In new research from global staffing firm Robert Half, 72 percent of senior managers said college basketball tournament activities have a positive impact on staff morale. More than half of survey respondents (52 percent) also see productivity benefits.

In key survey findings, 75% of employers said they organize activities around sporting events like March Madness, with friendly competitions and invitations to wear team apparel the most common.

Companies in Des Moines, Iowa; Austin, Texas; Chicago; and Indianapolis were the biggest sports celebrators, while those in Boston, San Francisco and Pittsburgh were most likely to pass on celebrating .

Stealing Cinderella?
We don’t know quite how the NCAA tournament selection committee’s new team ranking formula is computed. That’s because they won’t tell anyone.

But evidence is piling up that the new NCAA Evaluation Tool, known by its acronym the NET, is wildly skewed in favor of power-conference teams compared with the old system, the Rating Percentage Index. Think of the NET as an exclusive men’s club that examines your personal wealth before deciding on your viability for admittance through its gate.
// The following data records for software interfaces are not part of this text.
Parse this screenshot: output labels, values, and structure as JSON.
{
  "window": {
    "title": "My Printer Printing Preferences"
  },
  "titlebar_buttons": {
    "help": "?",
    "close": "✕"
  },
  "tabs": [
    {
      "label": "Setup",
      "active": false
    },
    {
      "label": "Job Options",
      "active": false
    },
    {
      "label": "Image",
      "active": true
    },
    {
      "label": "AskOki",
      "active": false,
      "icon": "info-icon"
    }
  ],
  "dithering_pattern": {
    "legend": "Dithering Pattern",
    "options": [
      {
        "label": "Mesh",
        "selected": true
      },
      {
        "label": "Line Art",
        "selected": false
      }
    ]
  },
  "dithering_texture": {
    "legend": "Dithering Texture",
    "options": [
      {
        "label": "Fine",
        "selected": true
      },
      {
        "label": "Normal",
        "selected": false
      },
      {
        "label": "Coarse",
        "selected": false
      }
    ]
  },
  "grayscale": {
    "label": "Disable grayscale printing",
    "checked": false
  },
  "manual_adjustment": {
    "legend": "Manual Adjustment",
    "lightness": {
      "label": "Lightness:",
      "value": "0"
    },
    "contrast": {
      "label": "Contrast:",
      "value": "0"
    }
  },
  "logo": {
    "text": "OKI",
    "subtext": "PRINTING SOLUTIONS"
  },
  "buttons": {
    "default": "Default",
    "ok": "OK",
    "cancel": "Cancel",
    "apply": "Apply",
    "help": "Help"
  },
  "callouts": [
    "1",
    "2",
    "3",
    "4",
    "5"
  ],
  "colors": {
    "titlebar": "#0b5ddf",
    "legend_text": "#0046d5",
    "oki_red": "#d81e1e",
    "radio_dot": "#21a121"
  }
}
Just [Don't] Do It?
According to several attorneys, Zion Williamson has a clear case against several parties involved, and, depending on what contracts are at play, Duke could have claims as well. But damages could prove to be a high hurdle for any potential plaintiff to surmount.

Who Invented the March Madness Pool?
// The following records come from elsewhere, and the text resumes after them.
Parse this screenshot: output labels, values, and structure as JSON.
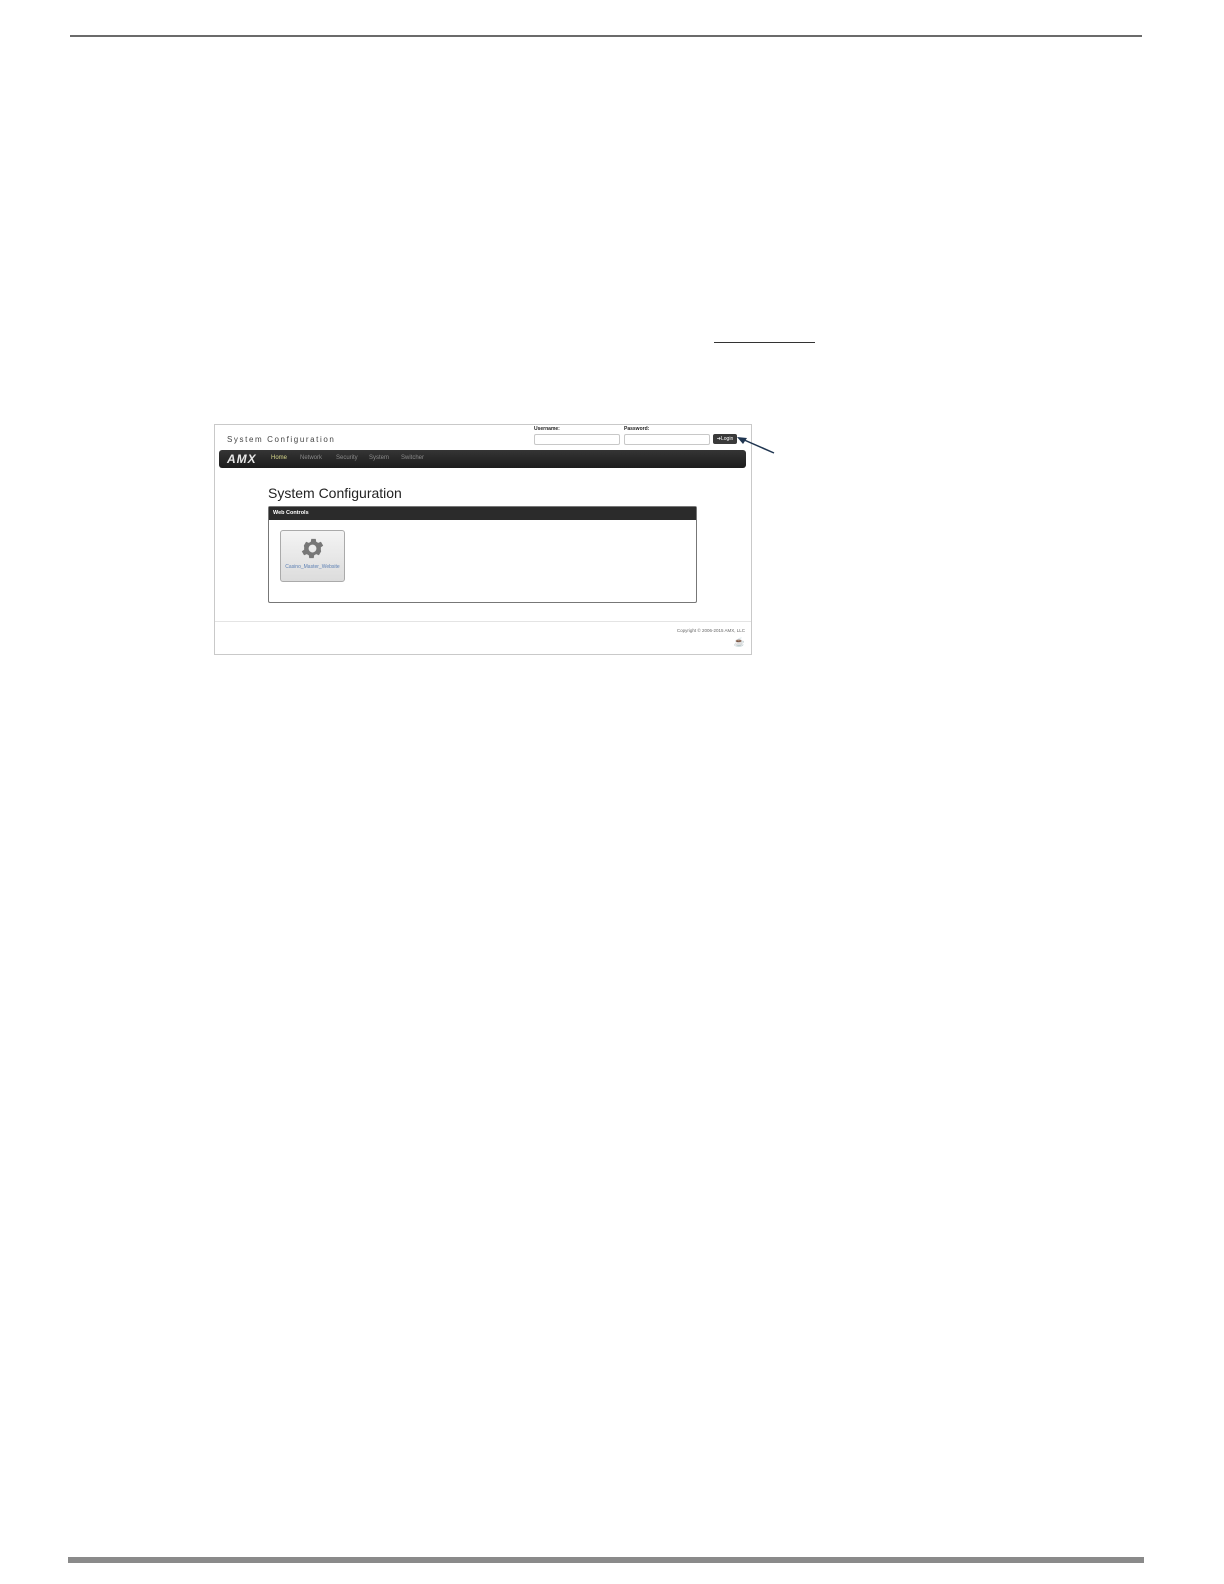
{
  "screenshot": {
    "header_title": "System Configuration",
    "username_label": "Username:",
    "password_label": "Password:",
    "login_label": "Login",
    "logo": "AMX",
    "nav": [
      "Home",
      "Network",
      "Security",
      "System",
      "Switcher"
    ],
    "page_heading": "System Configuration",
    "panel_title": "Web Controls",
    "tile_label": "Casino_Master_Website",
    "copyright": "Copyright © 2006-2015 AMX, LLC",
    "icons": {
      "login": "login-arrow-icon",
      "tile": "gear-icon",
      "java": "java-icon"
    }
  },
  "colors": {
    "navbar": "#2b2b2b",
    "active_nav": "#d9d98c",
    "tile_link": "#5b7fb3",
    "callout_arrow": "#1f3550"
  }
}
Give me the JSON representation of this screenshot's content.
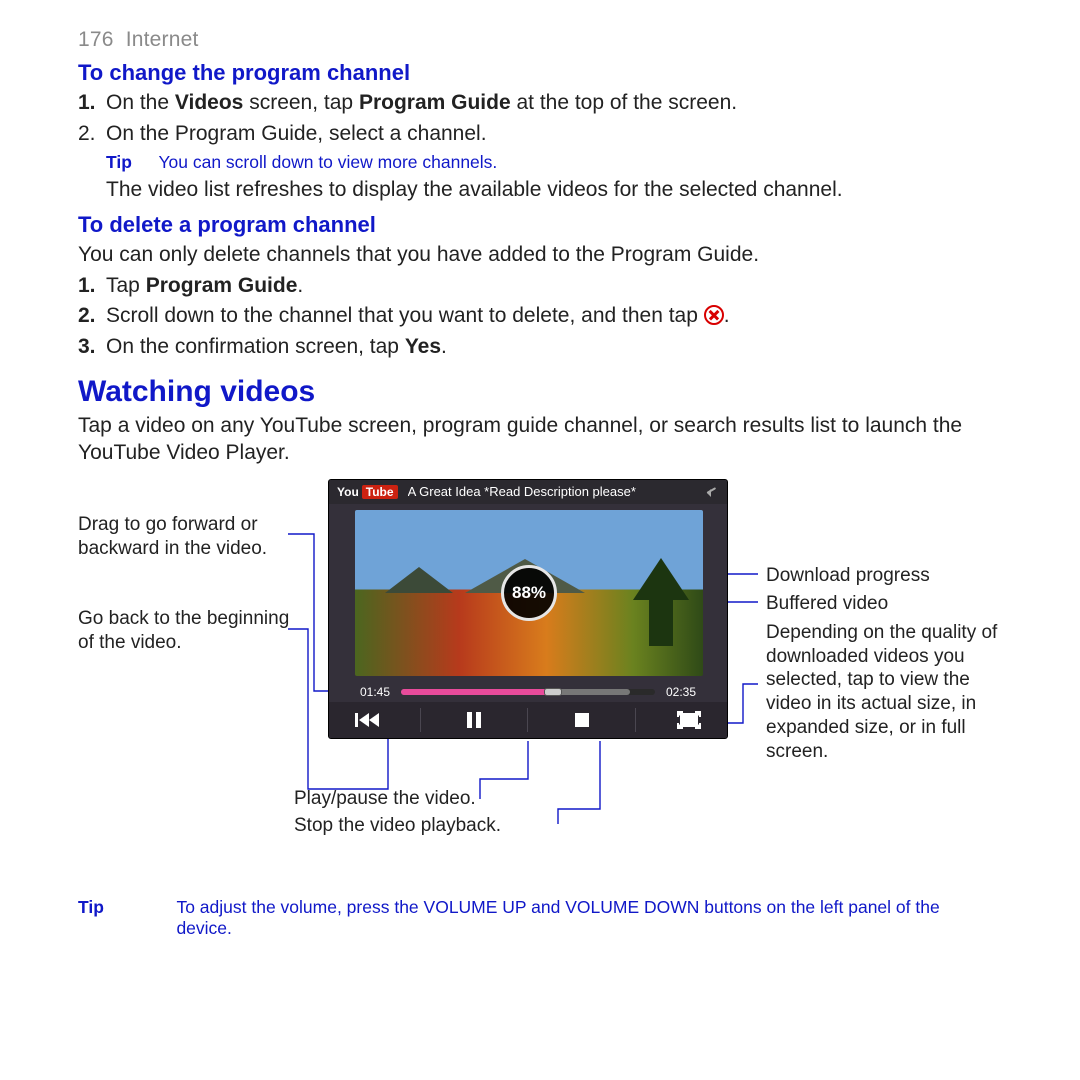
{
  "pageHeader": {
    "number": "176",
    "section": "Internet"
  },
  "sec1": {
    "heading": "To change the program channel",
    "step1_pre": "On the ",
    "step1_b1": "Videos",
    "step1_mid": " screen, tap ",
    "step1_b2": "Program Guide",
    "step1_post": " at the top of the screen.",
    "step2": "On the Program Guide, select a channel.",
    "tipLabel": "Tip",
    "tipText": "You can scroll down to view more channels.",
    "tail": "The video list refreshes to display the available videos for the selected channel."
  },
  "sec2": {
    "heading": "To delete a program channel",
    "intro": "You can only delete channels that you have added to the Program Guide.",
    "step1_pre": "Tap ",
    "step1_bold": "Program Guide",
    "step1_post": ".",
    "step2_pre": "Scroll down to the channel that you want to delete, and then tap ",
    "step2_post": ".",
    "step3_pre": "On the confirmation screen, tap ",
    "step3_bold": "Yes",
    "step3_post": "."
  },
  "sec3": {
    "heading": "Watching videos",
    "intro": "Tap a video on any YouTube screen, program guide channel, or search results list to launch the YouTube Video Player."
  },
  "player": {
    "logo": {
      "you": "You",
      "tube": "Tube"
    },
    "title": "A Great Idea *Read Description please*",
    "percent": "88%",
    "elapsed": "01:45",
    "total": "02:35"
  },
  "callouts": {
    "drag": "Drag to go forward or backward in the video.",
    "goback": "Go back to the beginning of the video.",
    "playpause": "Play/pause the video.",
    "stop": "Stop the video playback.",
    "download": "Download progress",
    "buffered": "Buffered video",
    "zoom": "Depending on the quality of downloaded videos you selected, tap to view the video in its actual size, in expanded size, or in full screen."
  },
  "tip2": {
    "label": "Tip",
    "text": "To adjust the volume, press the VOLUME UP and VOLUME DOWN buttons on the left panel of the device."
  }
}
For almost half a century, American college basketball fans have spent innumerable hours poring over their NCAA March Madness brackets in an attempt to win cash and bragging rights over their co-workers. The tradition is tightly woven into the fabric of American culture, but its threads are tangled. For all their cultural significance, the official inventors of the March Madness office pool have never been honored for their contribution. What’s even stranger is that the people who probably did invent it haven’t bothered to fight for the title.

Over the years, only two parties have stepped forth as inventors of the college basketball pool.

Dave Baker's Take:
That being said, somewhere in the next few weeks we’re also going to witness a real live Cinderella. It might be a female or it might be a male – but there’s one honestly laboring in the shadows right now as we go about our daily lives. You see, it’s time for the big dance – it’s MARCH MADNESS!!!